Gary McClain, PhD, is a therapist who specializes in helping clients deal with the emotional impact of chronic and life-threatening illnesses.
Life isn’t easy when you’re prone toward anxious thinking. And let me be honest: helping clients who are anxious thinkers is also challenging for therapists. I will give you a recent example.
A client I’ll call Anthony was telling me about some anxious thoughts he was having. “I just moved to a new regimen, and my doctor encouraged me to take it one day at a time while we see how it’s going to work. That sounded like a good idea until I started to get a little anxious about how it might affect me. When I’m not feeling well, getting anxious makes me feel worse. So I started getting even more anxious about the possibility of my anxiety getting out of control and really making myself feel bad. It’s like a domino effect.”
Anxious thinking is more than just being worried about something that might happen. As Anthony’s story illustrates, anxious thinking is more complicated than that. Anthony was anxious about getting anxious.
Anxious thinking is something that is not at all uncommon among individuals who live with chronic conditions. Learning to cope with anxious thoughts can be challenging, especially when your well-being is involved.
Anxious thinking can be hardwired in our minds. But it can be unwired.
Our minds can be tenacious. Thought patterns are established early in life. We learn to think a certain way, the patterns become familiar, and they continue even if they cause us discomfort. So over time, the way we think about stressful or potentially stressful situations, for example, becomes hardwired.
Here’s the pattern that Anthony experiences: His chronic condition presents him with a situation, like a medication change, that he expects will make him feel anxious. He may even be starting to feel some anxiety creeping in. And he sure doesn’t want to feel that way. So sure enough, the possibility that he might feel even more anxious dials up his anxiety. Anxious thoughts pile onto anxious thoughts and, sooner or later, Anthony’s anxiety is through the roof.
Yes, anxious about getting anxious.
But that doesn’t mean it isn’t possible to undo that hardwiring and rewire our minds to stop creating more anxiety.
What about you? Are there times when you expect to feel anxious and then get anxious? Here are some ideas for better coping when you find yourself edging in this direction:
Engage your rational mind. If you have anxious thoughts and feelings that accompany them coming at you from all directions, make the decision not to follow them down the rabbit hole. Say something to yourself like, “This situation is really pushing my anxiety button. But I don’t have to get derailed. There’s another way to look at this.”
Give yourself reasons not to be anxious. That urge to get anxious about getting anxious can be soothed with your own self-talk. Calmly go through a list of reasons why being anxious just plain isn’t useful. Here a good one for you: “Whether I am anxious or not doesn’t affect the outcome.” Or, “Getting anxious is not going to solve the problem or make it go away.”
Or just plain old tell yourself to stop! This is called thought stopping and it’s proven to work. “Stop it. We’re not going down this road.”
Don’t give power to your anxious thoughts.
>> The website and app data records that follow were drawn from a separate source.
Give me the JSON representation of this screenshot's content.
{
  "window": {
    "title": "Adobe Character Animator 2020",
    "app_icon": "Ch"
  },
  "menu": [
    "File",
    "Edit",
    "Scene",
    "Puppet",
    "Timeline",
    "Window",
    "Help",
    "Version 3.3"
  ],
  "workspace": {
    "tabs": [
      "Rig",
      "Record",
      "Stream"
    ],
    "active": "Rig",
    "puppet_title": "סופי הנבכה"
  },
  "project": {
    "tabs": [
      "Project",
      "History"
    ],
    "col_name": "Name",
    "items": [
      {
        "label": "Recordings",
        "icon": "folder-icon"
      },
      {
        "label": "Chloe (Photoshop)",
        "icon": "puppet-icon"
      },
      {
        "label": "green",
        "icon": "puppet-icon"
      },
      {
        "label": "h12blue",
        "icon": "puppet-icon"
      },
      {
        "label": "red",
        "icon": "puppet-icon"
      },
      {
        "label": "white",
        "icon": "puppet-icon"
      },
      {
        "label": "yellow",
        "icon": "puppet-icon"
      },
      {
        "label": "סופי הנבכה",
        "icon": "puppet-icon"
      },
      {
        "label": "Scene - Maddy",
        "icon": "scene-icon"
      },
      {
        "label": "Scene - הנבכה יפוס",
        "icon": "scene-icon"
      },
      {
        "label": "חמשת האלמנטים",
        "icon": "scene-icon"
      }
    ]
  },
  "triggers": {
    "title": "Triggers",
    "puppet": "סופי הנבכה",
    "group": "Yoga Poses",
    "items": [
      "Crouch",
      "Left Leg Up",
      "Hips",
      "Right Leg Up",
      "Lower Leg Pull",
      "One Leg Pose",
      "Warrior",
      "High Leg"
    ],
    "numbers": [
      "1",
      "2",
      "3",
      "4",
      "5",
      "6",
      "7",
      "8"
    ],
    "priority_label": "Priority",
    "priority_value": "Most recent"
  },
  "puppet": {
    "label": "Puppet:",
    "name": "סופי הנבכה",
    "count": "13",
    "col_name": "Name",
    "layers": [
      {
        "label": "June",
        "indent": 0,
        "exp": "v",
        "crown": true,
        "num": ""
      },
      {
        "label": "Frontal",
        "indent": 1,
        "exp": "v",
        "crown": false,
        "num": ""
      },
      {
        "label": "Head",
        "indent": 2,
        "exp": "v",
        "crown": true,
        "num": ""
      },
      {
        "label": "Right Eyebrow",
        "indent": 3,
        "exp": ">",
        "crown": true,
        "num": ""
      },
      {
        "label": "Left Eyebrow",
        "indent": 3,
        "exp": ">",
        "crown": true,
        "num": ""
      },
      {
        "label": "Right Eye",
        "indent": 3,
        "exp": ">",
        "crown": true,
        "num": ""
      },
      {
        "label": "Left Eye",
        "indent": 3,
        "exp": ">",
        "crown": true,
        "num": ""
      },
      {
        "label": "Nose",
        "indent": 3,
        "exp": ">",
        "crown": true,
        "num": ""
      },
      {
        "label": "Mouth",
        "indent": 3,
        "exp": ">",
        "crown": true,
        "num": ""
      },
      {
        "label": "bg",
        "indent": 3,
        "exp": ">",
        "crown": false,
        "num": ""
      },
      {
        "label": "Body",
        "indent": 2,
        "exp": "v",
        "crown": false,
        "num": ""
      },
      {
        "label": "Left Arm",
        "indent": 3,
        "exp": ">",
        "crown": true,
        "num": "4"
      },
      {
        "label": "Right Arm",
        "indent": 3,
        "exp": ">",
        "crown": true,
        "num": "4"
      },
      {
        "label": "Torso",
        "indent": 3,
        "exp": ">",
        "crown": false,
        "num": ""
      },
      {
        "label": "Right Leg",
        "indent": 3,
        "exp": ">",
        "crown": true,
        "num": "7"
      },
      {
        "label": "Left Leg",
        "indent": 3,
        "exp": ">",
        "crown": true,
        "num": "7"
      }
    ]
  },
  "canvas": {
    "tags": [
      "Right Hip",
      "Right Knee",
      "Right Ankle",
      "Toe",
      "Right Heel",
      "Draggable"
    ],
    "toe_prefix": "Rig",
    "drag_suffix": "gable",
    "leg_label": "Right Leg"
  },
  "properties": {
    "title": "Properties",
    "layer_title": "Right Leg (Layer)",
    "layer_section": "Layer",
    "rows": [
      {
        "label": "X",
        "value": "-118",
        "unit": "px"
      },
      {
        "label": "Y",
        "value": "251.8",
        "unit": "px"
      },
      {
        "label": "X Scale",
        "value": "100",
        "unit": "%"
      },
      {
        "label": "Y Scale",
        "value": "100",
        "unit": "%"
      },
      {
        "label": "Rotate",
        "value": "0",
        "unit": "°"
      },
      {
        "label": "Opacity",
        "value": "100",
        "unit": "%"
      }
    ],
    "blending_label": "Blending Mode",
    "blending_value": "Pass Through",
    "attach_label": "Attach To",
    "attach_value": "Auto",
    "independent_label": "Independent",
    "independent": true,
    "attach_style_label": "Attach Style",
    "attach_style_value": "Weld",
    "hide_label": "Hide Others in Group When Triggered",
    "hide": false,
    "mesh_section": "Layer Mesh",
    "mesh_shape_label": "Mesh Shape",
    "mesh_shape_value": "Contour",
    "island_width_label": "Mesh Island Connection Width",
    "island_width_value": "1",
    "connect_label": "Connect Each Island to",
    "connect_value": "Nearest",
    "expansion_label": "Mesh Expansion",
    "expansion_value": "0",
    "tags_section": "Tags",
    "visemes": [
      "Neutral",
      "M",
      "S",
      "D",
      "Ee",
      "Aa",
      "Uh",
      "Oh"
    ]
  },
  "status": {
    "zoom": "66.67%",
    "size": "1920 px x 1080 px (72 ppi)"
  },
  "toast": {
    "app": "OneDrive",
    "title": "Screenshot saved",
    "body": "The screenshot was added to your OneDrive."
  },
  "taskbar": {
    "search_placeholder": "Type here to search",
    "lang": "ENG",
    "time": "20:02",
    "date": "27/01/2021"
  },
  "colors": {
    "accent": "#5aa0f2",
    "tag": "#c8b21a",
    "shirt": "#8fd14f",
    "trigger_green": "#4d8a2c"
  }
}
The more you fight anxiety, the more power you give it. So, as much as possible, take your focus away from the thoughts that are telling you that anxiety is on its way. And focus toward doing what you can to keep yourself calm.
Self-soothe. You can do this through self-talk and through action. Talk yourself “off the ceiling” with calming self-talk. Repeat to yourself phrases like, “You’re okay.” “You’ve got a good doctor and lots of support.” “You’ve got what it takes to deal with anything you have to face.” Do things that have helped to calm you down in the past, like taking a walk, listening to music, getting exercise. It might help to think of those things as a toolkit you can reach into whenever you need something to help you keep your cool when anxious thoughts are bubbling up.
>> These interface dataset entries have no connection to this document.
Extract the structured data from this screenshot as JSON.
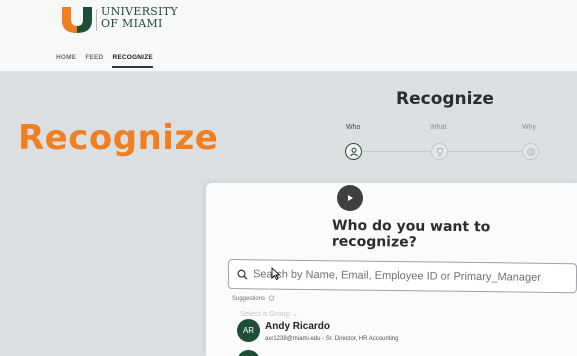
{
  "brand": {
    "line1": "UNIVERSITY",
    "line2": "OF MIAMI",
    "u_orange": "#f07f22",
    "u_green": "#1f4d35"
  },
  "nav": {
    "items": [
      {
        "label": "HOME"
      },
      {
        "label": "FEED"
      },
      {
        "label": "RECOGNIZE"
      }
    ]
  },
  "hero": {
    "title": "Recognize",
    "color": "#f07f22"
  },
  "panel": {
    "heading": "Recognize",
    "steps": [
      {
        "label": "Who",
        "icon": "user-icon"
      },
      {
        "label": "What",
        "icon": "trophy-icon"
      },
      {
        "label": "Why",
        "icon": "badge-icon"
      }
    ],
    "question": "Who do you want to recognize?",
    "search": {
      "placeholder": "Search by Name, Email, Employee ID or Primary_Manager"
    },
    "suggestions_label": "Suggestions",
    "select_group": "Select a Group",
    "suggestion": {
      "initials": "AR",
      "name": "Andy Ricardo",
      "detail": "axr1238@miami.edu - Sr. Director, HR Accounting"
    }
  }
}
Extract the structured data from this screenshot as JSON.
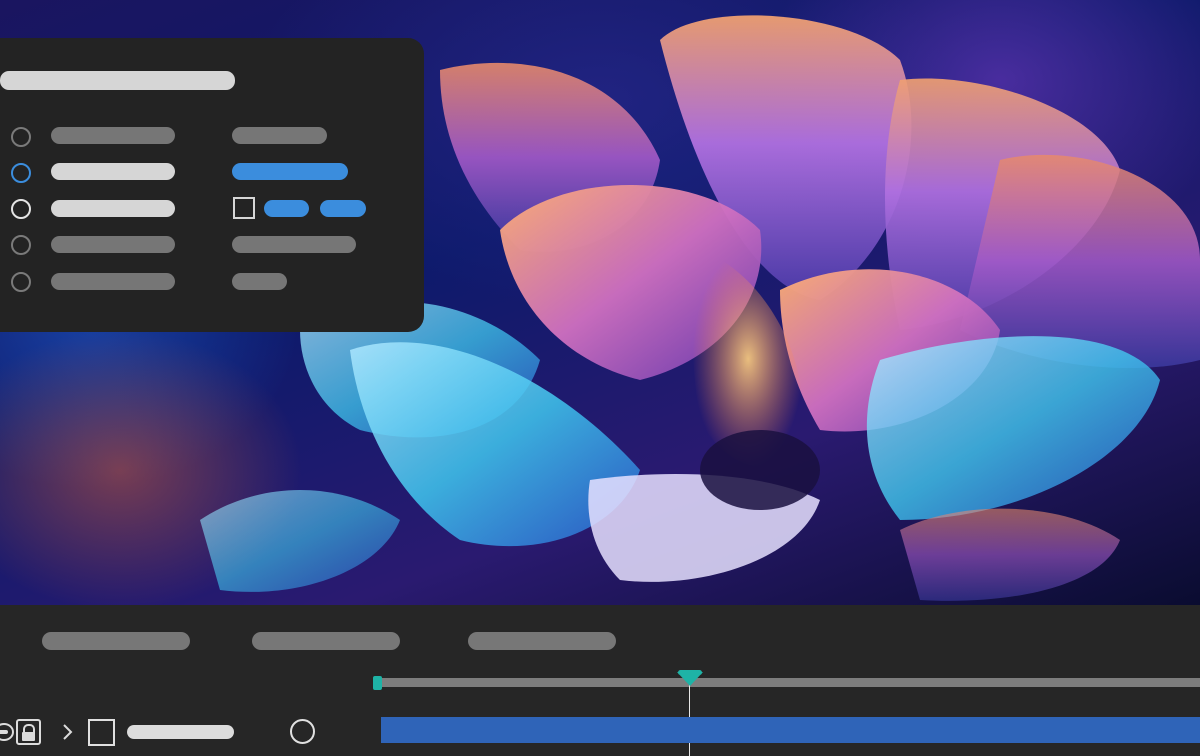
{
  "app": {
    "accent_color": "#3b8ddd",
    "teal_color": "#1eb3a6"
  },
  "canvas": {
    "description_icon": "artwork-image"
  },
  "panel": {
    "rows": [
      {
        "radio": "unselected",
        "label": "",
        "value": ""
      },
      {
        "radio": "selected",
        "label": "",
        "value": ""
      },
      {
        "radio": "active",
        "label": "",
        "value": "",
        "checkbox": "unchecked"
      },
      {
        "radio": "unselected",
        "label": "",
        "value": ""
      },
      {
        "radio": "unselected",
        "label": "",
        "value": ""
      }
    ]
  },
  "timeline": {
    "tabs": [
      "",
      "",
      ""
    ],
    "layer": {
      "name": "",
      "icons": [
        "eye-icon",
        "lock-icon",
        "chevron-right-icon",
        "square-icon",
        "circle-icon"
      ]
    },
    "playhead_fraction": 0.38
  }
}
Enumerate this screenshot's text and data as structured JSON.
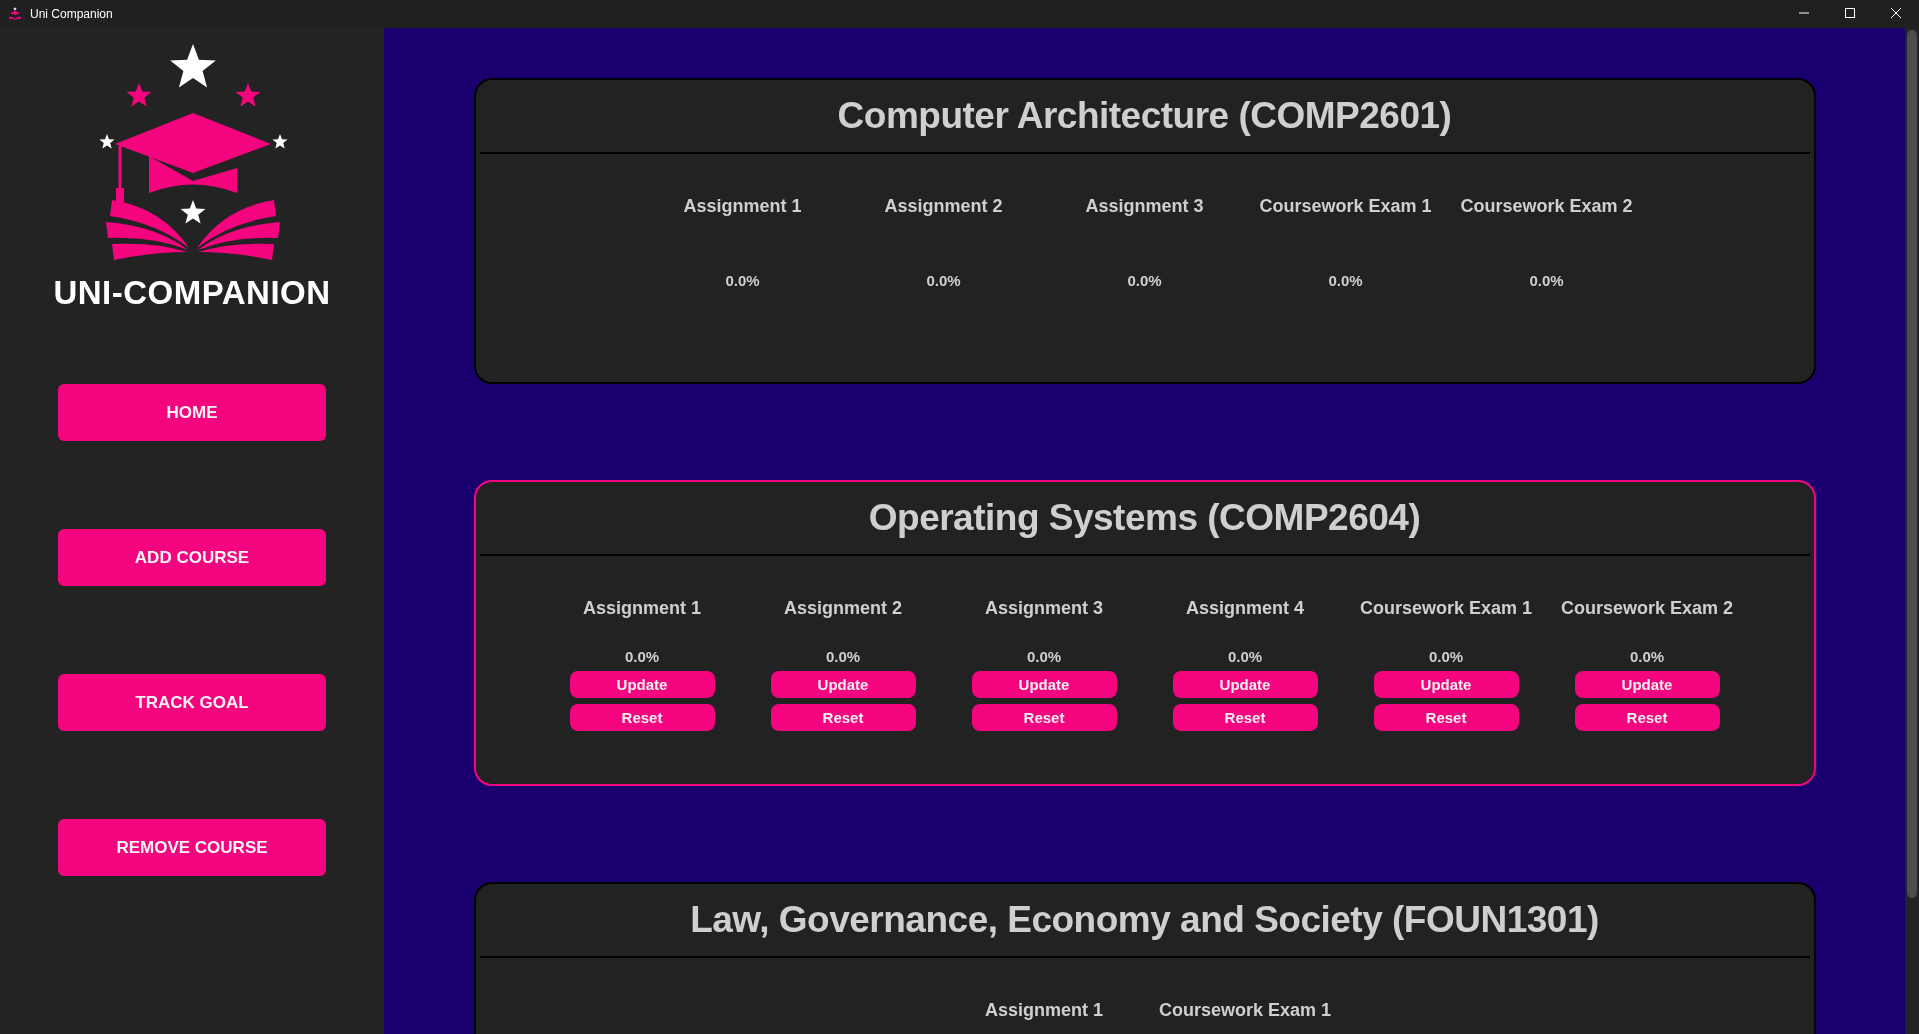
{
  "window": {
    "title": "Uni Companion"
  },
  "sidebar": {
    "logo_text": "UNI-COMPANION",
    "nav": [
      {
        "label": "HOME"
      },
      {
        "label": "ADD COURSE"
      },
      {
        "label": "TRACK GOAL"
      },
      {
        "label": "REMOVE COURSE"
      }
    ]
  },
  "courses": [
    {
      "title": "Computer Architecture (COMP2601)",
      "selected": false,
      "assessments": [
        {
          "name": "Assignment 1",
          "grade": "0.0%"
        },
        {
          "name": "Assignment 2",
          "grade": "0.0%"
        },
        {
          "name": "Assignment 3",
          "grade": "0.0%"
        },
        {
          "name": "Coursework Exam 1",
          "grade": "0.0%"
        },
        {
          "name": "Coursework Exam 2",
          "grade": "0.0%"
        }
      ]
    },
    {
      "title": "Operating Systems (COMP2604)",
      "selected": true,
      "assessments": [
        {
          "name": "Assignment 1",
          "grade": "0.0%",
          "actions": [
            "Update",
            "Reset"
          ]
        },
        {
          "name": "Assignment 2",
          "grade": "0.0%",
          "actions": [
            "Update",
            "Reset"
          ]
        },
        {
          "name": "Assignment 3",
          "grade": "0.0%",
          "actions": [
            "Update",
            "Reset"
          ]
        },
        {
          "name": "Assignment 4",
          "grade": "0.0%",
          "actions": [
            "Update",
            "Reset"
          ]
        },
        {
          "name": "Coursework Exam 1",
          "grade": "0.0%",
          "actions": [
            "Update",
            "Reset"
          ]
        },
        {
          "name": "Coursework Exam 2",
          "grade": "0.0%",
          "actions": [
            "Update",
            "Reset"
          ]
        }
      ]
    },
    {
      "title": "Law, Governance, Economy and Society (FOUN1301)",
      "selected": false,
      "assessments": [
        {
          "name": "Assignment 1"
        },
        {
          "name": "Coursework Exam 1"
        }
      ]
    }
  ]
}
Accept that some anxiety is normal. We all feel anxious at times. Anxiety is uncomfortable, but it doesn’t have to overwhelm you. So don’t turn it into a catastrophe. Tell yourself, “It’s normal to feel some anxiety. If I do feel anxious, it will go away, like it always does.”
Get support. Sitting down with a friend or family member and talking things out is a great way to keep anxious thoughts at a distance. Vent as needed. Release any pent-up feelings. Ask for help in maintaining your optimism.
Power up. Start with staying on top of your self-care regimen. When you’re on top of everything you need to do to take good care of yourself, you have one very big reason to have peace of mind. Sure, you can’t control everything. But knowing you are taking control where you can is empowering. And empowerment stands up to anxiety any day.
Anxiety does not have to be your destiny. So often, my clients who are anxious about being anxious assume that this is just the way they are. Sure, these anxious thought patterns are hardwired. But you can change your mental wiring through the power of your rational mind. It takes time and patience.
You and your anxious thoughts. Fearing becoming anxious only opens the door to more anxious thoughts. Relax. You’ve felt anxious before. Maintain your perspective. You’ve got the tools you need to cope with anxious thoughts and the feelings that result. It all starts with using the power of your mind.
Do you struggle with anxiety? What helps? Share your advice by commenting below.